Work required: Check every line of the data below for the string "value", and copy the ones that hold it.

Data in this exercise Start Marker

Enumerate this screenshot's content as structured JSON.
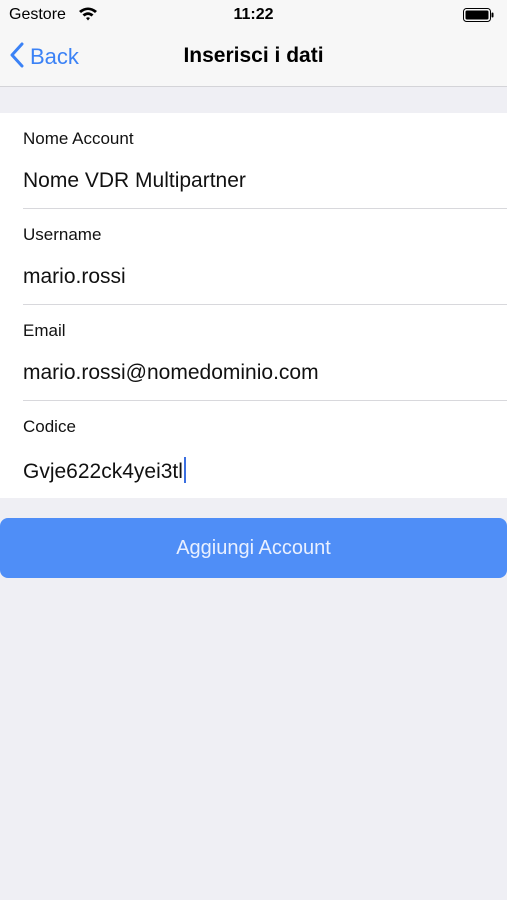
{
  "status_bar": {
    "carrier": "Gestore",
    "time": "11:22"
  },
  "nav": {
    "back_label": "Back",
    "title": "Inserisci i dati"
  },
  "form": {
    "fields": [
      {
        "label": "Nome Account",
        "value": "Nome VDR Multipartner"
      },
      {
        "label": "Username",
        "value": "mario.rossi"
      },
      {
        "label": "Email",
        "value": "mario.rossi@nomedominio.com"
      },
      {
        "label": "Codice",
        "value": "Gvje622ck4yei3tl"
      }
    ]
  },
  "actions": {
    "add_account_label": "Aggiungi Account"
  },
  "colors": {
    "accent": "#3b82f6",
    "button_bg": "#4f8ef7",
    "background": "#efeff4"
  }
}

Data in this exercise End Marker

Answer space:
        "value": "Nome VDR Multipartner"
        "value": "mario.rossi"
        "value": "mario.rossi@nomedominio.com"
        "value": "Gvje622ck4yei3tl"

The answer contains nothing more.